Page and application data records:
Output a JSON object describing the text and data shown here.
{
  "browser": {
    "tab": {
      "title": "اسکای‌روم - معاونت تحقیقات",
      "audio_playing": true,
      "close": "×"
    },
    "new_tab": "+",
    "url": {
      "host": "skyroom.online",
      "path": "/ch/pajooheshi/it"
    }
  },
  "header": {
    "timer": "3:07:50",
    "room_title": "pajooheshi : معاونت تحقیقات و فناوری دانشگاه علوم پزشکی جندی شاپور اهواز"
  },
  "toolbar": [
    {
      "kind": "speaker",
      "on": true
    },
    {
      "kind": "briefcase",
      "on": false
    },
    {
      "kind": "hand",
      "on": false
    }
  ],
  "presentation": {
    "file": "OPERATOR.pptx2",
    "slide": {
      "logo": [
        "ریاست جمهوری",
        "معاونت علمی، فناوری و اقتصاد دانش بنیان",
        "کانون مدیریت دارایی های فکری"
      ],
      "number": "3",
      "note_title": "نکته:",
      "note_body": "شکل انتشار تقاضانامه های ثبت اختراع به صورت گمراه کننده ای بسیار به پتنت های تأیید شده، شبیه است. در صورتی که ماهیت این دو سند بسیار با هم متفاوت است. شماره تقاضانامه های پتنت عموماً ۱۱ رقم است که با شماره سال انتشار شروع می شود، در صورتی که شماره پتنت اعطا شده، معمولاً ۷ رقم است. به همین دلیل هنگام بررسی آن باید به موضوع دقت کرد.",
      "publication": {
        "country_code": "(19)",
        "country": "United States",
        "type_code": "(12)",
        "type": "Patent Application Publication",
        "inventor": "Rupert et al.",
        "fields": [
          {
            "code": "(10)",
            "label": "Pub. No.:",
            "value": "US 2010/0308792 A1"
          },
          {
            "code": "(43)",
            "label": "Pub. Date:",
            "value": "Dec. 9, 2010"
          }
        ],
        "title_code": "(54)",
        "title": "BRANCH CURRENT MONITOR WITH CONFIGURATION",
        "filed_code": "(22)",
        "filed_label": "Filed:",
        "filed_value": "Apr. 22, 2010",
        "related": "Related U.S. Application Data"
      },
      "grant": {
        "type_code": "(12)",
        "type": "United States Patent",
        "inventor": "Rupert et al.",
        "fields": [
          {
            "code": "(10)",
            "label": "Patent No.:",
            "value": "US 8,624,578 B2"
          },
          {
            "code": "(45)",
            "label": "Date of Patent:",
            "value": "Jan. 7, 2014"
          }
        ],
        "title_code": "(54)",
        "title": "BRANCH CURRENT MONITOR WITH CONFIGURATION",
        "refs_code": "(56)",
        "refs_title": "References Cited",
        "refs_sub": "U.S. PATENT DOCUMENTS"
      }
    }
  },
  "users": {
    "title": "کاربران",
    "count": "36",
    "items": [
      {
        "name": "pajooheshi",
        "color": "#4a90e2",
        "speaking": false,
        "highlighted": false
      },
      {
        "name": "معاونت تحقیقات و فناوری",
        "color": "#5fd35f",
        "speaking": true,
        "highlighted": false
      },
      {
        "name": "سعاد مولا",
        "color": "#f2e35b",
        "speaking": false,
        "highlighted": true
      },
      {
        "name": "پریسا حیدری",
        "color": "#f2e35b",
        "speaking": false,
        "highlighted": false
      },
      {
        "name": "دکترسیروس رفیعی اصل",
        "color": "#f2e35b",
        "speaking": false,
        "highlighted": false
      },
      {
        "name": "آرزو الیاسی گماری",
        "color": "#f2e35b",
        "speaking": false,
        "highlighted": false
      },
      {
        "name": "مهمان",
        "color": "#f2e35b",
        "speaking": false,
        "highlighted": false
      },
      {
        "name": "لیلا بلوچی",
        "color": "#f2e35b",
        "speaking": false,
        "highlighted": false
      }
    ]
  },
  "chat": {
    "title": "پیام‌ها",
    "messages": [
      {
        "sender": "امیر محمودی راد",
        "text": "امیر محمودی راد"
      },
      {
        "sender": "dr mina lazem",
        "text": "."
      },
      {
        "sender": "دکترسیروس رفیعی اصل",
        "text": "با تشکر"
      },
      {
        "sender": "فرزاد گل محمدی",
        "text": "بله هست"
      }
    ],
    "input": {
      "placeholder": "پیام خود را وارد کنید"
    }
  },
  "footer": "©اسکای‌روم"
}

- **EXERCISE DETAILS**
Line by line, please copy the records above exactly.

- **WORKED SOLUTION**
Output a JSON object describing the text and data shown here.
{
  "browser": {
    "tab": {
      "title": "اسکای‌روم - معاونت تحقیقات",
      "audio_playing": true,
      "close": "×"
    },
    "new_tab": "+",
    "url": {
      "host": "skyroom.online",
      "path": "/ch/pajooheshi/it"
    }
  },
  "header": {
    "timer": "3:07:50",
    "room_title": "pajooheshi : معاونت تحقیقات و فناوری دانشگاه علوم پزشکی جندی شاپور اهواز"
  },
  "toolbar": [
    {
      "kind": "speaker",
      "on": true
    },
    {
      "kind": "briefcase",
      "on": false
    },
    {
      "kind": "hand",
      "on": false
    }
  ],
  "presentation": {
    "file": "OPERATOR.pptx2",
    "slide": {
      "logo": [
        "ریاست جمهوری",
        "معاونت علمی، فناوری و اقتصاد دانش بنیان",
        "کانون مدیریت دارایی های فکری"
      ],
      "number": "3",
      "note_title": "نکته:",
      "note_body": "شکل انتشار تقاضانامه های ثبت اختراع به صورت گمراه کننده ای بسیار به پتنت های تأیید شده، شبیه است. در صورتی که ماهیت این دو سند بسیار با هم متفاوت است. شماره تقاضانامه های پتنت عموماً ۱۱ رقم است که با شماره سال انتشار شروع می شود، در صورتی که شماره پتنت اعطا شده، معمولاً ۷ رقم است. به همین دلیل هنگام بررسی آن باید به موضوع دقت کرد.",
      "publication": {
        "country_code": "(19)",
        "country": "United States",
        "type_code": "(12)",
        "type": "Patent Application Publication",
        "inventor": "Rupert et al.",
        "fields": [
          {
            "code": "(10)",
            "label": "Pub. No.:",
            "value": "US 2010/0308792 A1"
          },
          {
            "code": "(43)",
            "label": "Pub. Date:",
            "value": "Dec. 9, 2010"
          }
        ],
        "title_code": "(54)",
        "title": "BRANCH CURRENT MONITOR WITH CONFIGURATION",
        "filed_code": "(22)",
        "filed_label": "Filed:",
        "filed_value": "Apr. 22, 2010",
        "related": "Related U.S. Application Data"
      },
      "grant": {
        "type_code": "(12)",
        "type": "United States Patent",
        "inventor": "Rupert et al.",
        "fields": [
          {
            "code": "(10)",
            "label": "Patent No.:",
            "value": "US 8,624,578 B2"
          },
          {
            "code": "(45)",
            "label": "Date of Patent:",
            "value": "Jan. 7, 2014"
          }
        ],
        "title_code": "(54)",
        "title": "BRANCH CURRENT MONITOR WITH CONFIGURATION",
        "refs_code": "(56)",
        "refs_title": "References Cited",
        "refs_sub": "U.S. PATENT DOCUMENTS"
      }
    }
  },
  "users": {
    "title": "کاربران",
    "count": "36",
    "items": [
      {
        "name": "pajooheshi",
        "color": "#4a90e2",
        "speaking": false,
        "highlighted": false
      },
      {
        "name": "معاونت تحقیقات و فناوری",
        "color": "#5fd35f",
        "speaking": true,
        "highlighted": false
      },
      {
        "name": "سعاد مولا",
        "color": "#f2e35b",
        "speaking": false,
        "highlighted": true
      },
      {
        "name": "پریسا حیدری",
        "color": "#f2e35b",
        "speaking": false,
        "highlighted": false
      },
      {
        "name": "دکترسیروس رفیعی اصل",
        "color": "#f2e35b",
        "speaking": false,
        "highlighted": false
      },
      {
        "name": "آرزو الیاسی گماری",
        "color": "#f2e35b",
        "speaking": false,
        "highlighted": false
      },
      {
        "name": "مهمان",
        "color": "#f2e35b",
        "speaking": false,
        "highlighted": false
      },
      {
        "name": "لیلا بلوچی",
        "color": "#f2e35b",
        "speaking": false,
        "highlighted": false
      }
    ]
  },
  "chat": {
    "title": "پیام‌ها",
    "messages": [
      {
        "sender": "امیر محمودی راد",
        "text": "امیر محمودی راد"
      },
      {
        "sender": "dr mina lazem",
        "text": "."
      },
      {
        "sender": "دکترسیروس رفیعی اصل",
        "text": "با تشکر"
      },
      {
        "sender": "فرزاد گل محمدی",
        "text": "بله هست"
      }
    ],
    "input": {
      "placeholder": "پیام خود را وارد کنید"
    }
  },
  "footer": "©اسکای‌روم"
}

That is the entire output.